-- Supplied entries follows --
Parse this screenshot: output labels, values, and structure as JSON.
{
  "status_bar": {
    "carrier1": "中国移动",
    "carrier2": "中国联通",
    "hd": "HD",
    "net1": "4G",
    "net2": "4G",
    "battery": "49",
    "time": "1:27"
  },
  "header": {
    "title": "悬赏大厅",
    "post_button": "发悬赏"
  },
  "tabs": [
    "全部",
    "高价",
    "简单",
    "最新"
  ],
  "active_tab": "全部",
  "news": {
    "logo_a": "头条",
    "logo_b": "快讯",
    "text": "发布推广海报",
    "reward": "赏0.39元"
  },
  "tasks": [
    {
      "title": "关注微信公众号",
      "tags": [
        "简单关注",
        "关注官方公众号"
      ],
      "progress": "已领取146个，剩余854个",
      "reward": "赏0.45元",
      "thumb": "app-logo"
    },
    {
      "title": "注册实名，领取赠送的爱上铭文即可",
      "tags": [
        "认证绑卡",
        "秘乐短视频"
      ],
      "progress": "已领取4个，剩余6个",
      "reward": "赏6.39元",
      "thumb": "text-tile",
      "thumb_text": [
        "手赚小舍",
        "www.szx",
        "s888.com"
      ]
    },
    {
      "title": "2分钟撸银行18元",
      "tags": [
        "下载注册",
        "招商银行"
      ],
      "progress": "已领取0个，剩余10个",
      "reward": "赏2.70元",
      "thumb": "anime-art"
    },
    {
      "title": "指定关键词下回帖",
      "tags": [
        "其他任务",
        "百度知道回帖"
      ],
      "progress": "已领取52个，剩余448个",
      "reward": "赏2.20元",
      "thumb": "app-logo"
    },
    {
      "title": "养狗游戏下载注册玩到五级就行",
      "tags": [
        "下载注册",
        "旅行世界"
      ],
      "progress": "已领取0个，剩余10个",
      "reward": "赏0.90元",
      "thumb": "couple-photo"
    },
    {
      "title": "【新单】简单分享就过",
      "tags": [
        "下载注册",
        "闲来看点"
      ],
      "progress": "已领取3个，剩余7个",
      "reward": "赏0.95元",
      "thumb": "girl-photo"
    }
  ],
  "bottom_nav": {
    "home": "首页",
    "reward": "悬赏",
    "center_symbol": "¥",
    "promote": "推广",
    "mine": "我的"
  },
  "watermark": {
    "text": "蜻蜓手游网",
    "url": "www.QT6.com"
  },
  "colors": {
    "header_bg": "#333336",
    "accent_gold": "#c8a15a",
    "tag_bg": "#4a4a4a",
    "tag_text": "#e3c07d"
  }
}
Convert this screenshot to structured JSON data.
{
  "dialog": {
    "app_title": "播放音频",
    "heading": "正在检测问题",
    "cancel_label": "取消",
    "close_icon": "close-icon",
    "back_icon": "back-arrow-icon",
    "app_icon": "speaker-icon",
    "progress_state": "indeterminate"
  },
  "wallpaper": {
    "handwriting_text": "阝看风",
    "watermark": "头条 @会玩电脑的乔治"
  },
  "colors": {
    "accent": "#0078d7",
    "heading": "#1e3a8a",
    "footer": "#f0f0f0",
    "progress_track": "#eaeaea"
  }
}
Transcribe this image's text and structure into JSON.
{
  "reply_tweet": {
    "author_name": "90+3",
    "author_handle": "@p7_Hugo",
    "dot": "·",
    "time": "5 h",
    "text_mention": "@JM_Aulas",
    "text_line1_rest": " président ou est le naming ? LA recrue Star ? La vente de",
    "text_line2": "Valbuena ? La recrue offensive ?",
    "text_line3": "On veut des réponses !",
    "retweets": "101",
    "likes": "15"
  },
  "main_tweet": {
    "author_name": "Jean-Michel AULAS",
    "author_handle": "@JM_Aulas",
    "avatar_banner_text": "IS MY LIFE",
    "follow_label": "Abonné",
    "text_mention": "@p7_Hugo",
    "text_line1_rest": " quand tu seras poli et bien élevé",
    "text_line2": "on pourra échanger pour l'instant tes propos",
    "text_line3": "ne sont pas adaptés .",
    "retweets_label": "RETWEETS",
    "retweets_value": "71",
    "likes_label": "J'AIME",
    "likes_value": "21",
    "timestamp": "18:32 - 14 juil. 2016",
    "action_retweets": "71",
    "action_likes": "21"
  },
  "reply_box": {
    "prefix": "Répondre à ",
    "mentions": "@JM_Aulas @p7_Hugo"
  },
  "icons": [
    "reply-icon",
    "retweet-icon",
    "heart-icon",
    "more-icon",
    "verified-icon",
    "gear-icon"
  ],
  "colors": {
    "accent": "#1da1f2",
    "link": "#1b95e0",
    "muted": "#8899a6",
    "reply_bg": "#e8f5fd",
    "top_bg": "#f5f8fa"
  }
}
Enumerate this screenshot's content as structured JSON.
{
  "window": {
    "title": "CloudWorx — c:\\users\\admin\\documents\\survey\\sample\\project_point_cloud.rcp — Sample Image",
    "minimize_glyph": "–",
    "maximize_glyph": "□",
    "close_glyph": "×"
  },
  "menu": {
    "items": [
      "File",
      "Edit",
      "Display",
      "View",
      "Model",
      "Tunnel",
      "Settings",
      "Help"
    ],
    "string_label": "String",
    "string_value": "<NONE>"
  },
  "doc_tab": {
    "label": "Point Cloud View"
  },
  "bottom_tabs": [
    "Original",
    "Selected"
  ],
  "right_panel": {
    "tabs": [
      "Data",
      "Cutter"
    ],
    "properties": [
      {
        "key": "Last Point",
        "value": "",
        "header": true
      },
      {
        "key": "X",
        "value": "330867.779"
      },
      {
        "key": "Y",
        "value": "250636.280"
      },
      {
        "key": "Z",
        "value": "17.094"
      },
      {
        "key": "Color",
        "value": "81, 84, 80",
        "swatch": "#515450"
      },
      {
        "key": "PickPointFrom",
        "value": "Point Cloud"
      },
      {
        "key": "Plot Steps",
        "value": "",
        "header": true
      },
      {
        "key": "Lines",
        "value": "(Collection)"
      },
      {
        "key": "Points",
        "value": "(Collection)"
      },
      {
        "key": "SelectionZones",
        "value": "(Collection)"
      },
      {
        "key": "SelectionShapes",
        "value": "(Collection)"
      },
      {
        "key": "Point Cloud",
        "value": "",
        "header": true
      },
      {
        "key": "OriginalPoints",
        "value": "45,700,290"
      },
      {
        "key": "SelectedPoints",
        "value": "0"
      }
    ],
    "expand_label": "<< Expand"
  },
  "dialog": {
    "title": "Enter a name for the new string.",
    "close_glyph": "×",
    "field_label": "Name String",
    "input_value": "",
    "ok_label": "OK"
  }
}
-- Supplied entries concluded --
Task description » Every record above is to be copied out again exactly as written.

Task result »
Parse this screenshot: output labels, values, and structure as JSON.
{
  "status_bar": {
    "carrier1": "中国移动",
    "carrier2": "中国联通",
    "hd": "HD",
    "net1": "4G",
    "net2": "4G",
    "battery": "49",
    "time": "1:27"
  },
  "header": {
    "title": "悬赏大厅",
    "post_button": "发悬赏"
  },
  "tabs": [
    "全部",
    "高价",
    "简单",
    "最新"
  ],
  "active_tab": "全部",
  "news": {
    "logo_a": "头条",
    "logo_b": "快讯",
    "text": "发布推广海报",
    "reward": "赏0.39元"
  },
  "tasks": [
    {
      "title": "关注微信公众号",
      "tags": [
        "简单关注",
        "关注官方公众号"
      ],
      "progress": "已领取146个，剩余854个",
      "reward": "赏0.45元",
      "thumb": "app-logo"
    },
    {
      "title": "注册实名，领取赠送的爱上铭文即可",
      "tags": [
        "认证绑卡",
        "秘乐短视频"
      ],
      "progress": "已领取4个，剩余6个",
      "reward": "赏6.39元",
      "thumb": "text-tile",
      "thumb_text": [
        "手赚小舍",
        "www.szx",
        "s888.com"
      ]
    },
    {
      "title": "2分钟撸银行18元",
      "tags": [
        "下载注册",
        "招商银行"
      ],
      "progress": "已领取0个，剩余10个",
      "reward": "赏2.70元",
      "thumb": "anime-art"
    },
    {
      "title": "指定关键词下回帖",
      "tags": [
        "其他任务",
        "百度知道回帖"
      ],
      "progress": "已领取52个，剩余448个",
      "reward": "赏2.20元",
      "thumb": "app-logo"
    },
    {
      "title": "养狗游戏下载注册玩到五级就行",
      "tags": [
        "下载注册",
        "旅行世界"
      ],
      "progress": "已领取0个，剩余10个",
      "reward": "赏0.90元",
      "thumb": "couple-photo"
    },
    {
      "title": "【新单】简单分享就过",
      "tags": [
        "下载注册",
        "闲来看点"
      ],
      "progress": "已领取3个，剩余7个",
      "reward": "赏0.95元",
      "thumb": "girl-photo"
    }
  ],
  "bottom_nav": {
    "home": "首页",
    "reward": "悬赏",
    "center_symbol": "¥",
    "promote": "推广",
    "mine": "我的"
  },
  "watermark": {
    "text": "蜻蜓手游网",
    "url": "www.QT6.com"
  },
  "colors": {
    "header_bg": "#333336",
    "accent_gold": "#c8a15a",
    "tag_bg": "#4a4a4a",
    "tag_text": "#e3c07d"
  }
}
Convert this screenshot to structured JSON data.
{
  "dialog": {
    "app_title": "播放音频",
    "heading": "正在检测问题",
    "cancel_label": "取消",
    "close_icon": "close-icon",
    "back_icon": "back-arrow-icon",
    "app_icon": "speaker-icon",
    "progress_state": "indeterminate"
  },
  "wallpaper": {
    "handwriting_text": "阝看风",
    "watermark": "头条 @会玩电脑的乔治"
  },
  "colors": {
    "accent": "#0078d7",
    "heading": "#1e3a8a",
    "footer": "#f0f0f0",
    "progress_track": "#eaeaea"
  }
}
Transcribe this image's text and structure into JSON.
{
  "reply_tweet": {
    "author_name": "90+3",
    "author_handle": "@p7_Hugo",
    "dot": "·",
    "time": "5 h",
    "text_mention": "@JM_Aulas",
    "text_line1_rest": " président ou est le naming ? LA recrue Star ? La vente de",
    "text_line2": "Valbuena ? La recrue offensive ?",
    "text_line3": "On veut des réponses !",
    "retweets": "101",
    "likes": "15"
  },
  "main_tweet": {
    "author_name": "Jean-Michel AULAS",
    "author_handle": "@JM_Aulas",
    "avatar_banner_text": "IS MY LIFE",
    "follow_label": "Abonné",
    "text_mention": "@p7_Hugo",
    "text_line1_rest": " quand tu seras poli et bien élevé",
    "text_line2": "on pourra échanger pour l'instant tes propos",
    "text_line3": "ne sont pas adaptés .",
    "retweets_label": "RETWEETS",
    "retweets_value": "71",
    "likes_label": "J'AIME",
    "likes_value": "21",
    "timestamp": "18:32 - 14 juil. 2016",
    "action_retweets": "71",
    "action_likes": "21"
  },
  "reply_box": {
    "prefix": "Répondre à ",
    "mentions": "@JM_Aulas @p7_Hugo"
  },
  "icons": [
    "reply-icon",
    "retweet-icon",
    "heart-icon",
    "more-icon",
    "verified-icon",
    "gear-icon"
  ],
  "colors": {
    "accent": "#1da1f2",
    "link": "#1b95e0",
    "muted": "#8899a6",
    "reply_bg": "#e8f5fd",
    "top_bg": "#f5f8fa"
  }
}
Enumerate this screenshot's content as structured JSON.
{
  "window": {
    "title": "CloudWorx — c:\\users\\admin\\documents\\survey\\sample\\project_point_cloud.rcp — Sample Image",
    "minimize_glyph": "–",
    "maximize_glyph": "□",
    "close_glyph": "×"
  },
  "menu": {
    "items": [
      "File",
      "Edit",
      "Display",
      "View",
      "Model",
      "Tunnel",
      "Settings",
      "Help"
    ],
    "string_label": "String",
    "string_value": "<NONE>"
  },
  "doc_tab": {
    "label": "Point Cloud View"
  },
  "bottom_tabs": [
    "Original",
    "Selected"
  ],
  "right_panel": {
    "tabs": [
      "Data",
      "Cutter"
    ],
    "properties": [
      {
        "key": "Last Point",
        "value": "",
        "header": true
      },
      {
        "key": "X",
        "value": "330867.779"
      },
      {
        "key": "Y",
        "value": "250636.280"
      },
      {
        "key": "Z",
        "value": "17.094"
      },
      {
        "key": "Color",
        "value": "81, 84, 80",
        "swatch": "#515450"
      },
      {
        "key": "PickPointFrom",
        "value": "Point Cloud"
      },
      {
        "key": "Plot Steps",
        "value": "",
        "header": true
      },
      {
        "key": "Lines",
        "value": "(Collection)"
      },
      {
        "key": "Points",
        "value": "(Collection)"
      },
      {
        "key": "SelectionZones",
        "value": "(Collection)"
      },
      {
        "key": "SelectionShapes",
        "value": "(Collection)"
      },
      {
        "key": "Point Cloud",
        "value": "",
        "header": true
      },
      {
        "key": "OriginalPoints",
        "value": "45,700,290"
      },
      {
        "key": "SelectedPoints",
        "value": "0"
      }
    ],
    "expand_label": "<< Expand"
  },
  "dialog": {
    "title": "Enter a name for the new string.",
    "close_glyph": "×",
    "field_label": "Name String",
    "input_value": "",
    "ok_label": "OK"
  }
}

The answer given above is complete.